Check every line of the material below, and show those that contain "time".

[[ Input for this task, beginning ]]

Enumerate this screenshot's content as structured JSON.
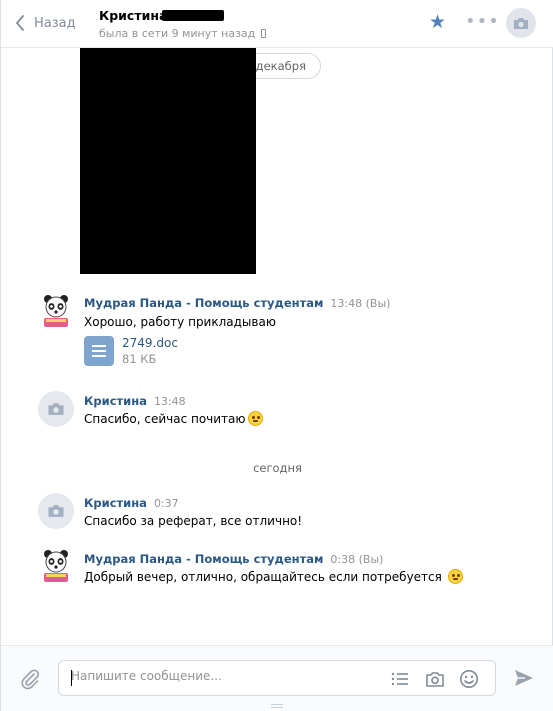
{
  "header": {
    "back_label": "Назад",
    "peer_name": "Кристина",
    "peer_status": "была в сети 9 минут назад"
  },
  "thread": {
    "date_pill": "декабря",
    "day_separator": "сегодня",
    "messages": [
      {
        "author": "Мудрая Панда - Помощь студентам",
        "time": "13:48 (Вы)",
        "text": "Хорошо, работу прикладываю",
        "attachment": {
          "name": "2749.doc",
          "size": "81 КБ"
        }
      },
      {
        "author": "Кристина",
        "time": "13:48",
        "text": "Спасибо, сейчас почитаю"
      },
      {
        "author": "Кристина",
        "time": "0:37",
        "text": "Спасибо за реферат, все отлично!"
      },
      {
        "author": "Мудрая Панда - Помощь студентам",
        "time": "0:38 (Вы)",
        "text": "Добрый вечер, отлично, обращайтесь если потребуется"
      }
    ]
  },
  "composer": {
    "placeholder": "Напишите сообщение..."
  },
  "colors": {
    "accent": "#5181b8",
    "link": "#2a5885",
    "muted": "#939393"
  },
  "icons": [
    "chevron-left-icon",
    "phone-icon",
    "star-icon",
    "more-dots-icon",
    "camera-icon",
    "document-icon",
    "emoji-icon",
    "paperclip-icon",
    "list-icon",
    "smile-icon",
    "send-icon"
  ]
}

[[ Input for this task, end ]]

§ Result for this task:
        "time": "13:48 (Вы)",
        "time": "13:48",
        "time": "0:37",
        "time": "0:38 (Вы)",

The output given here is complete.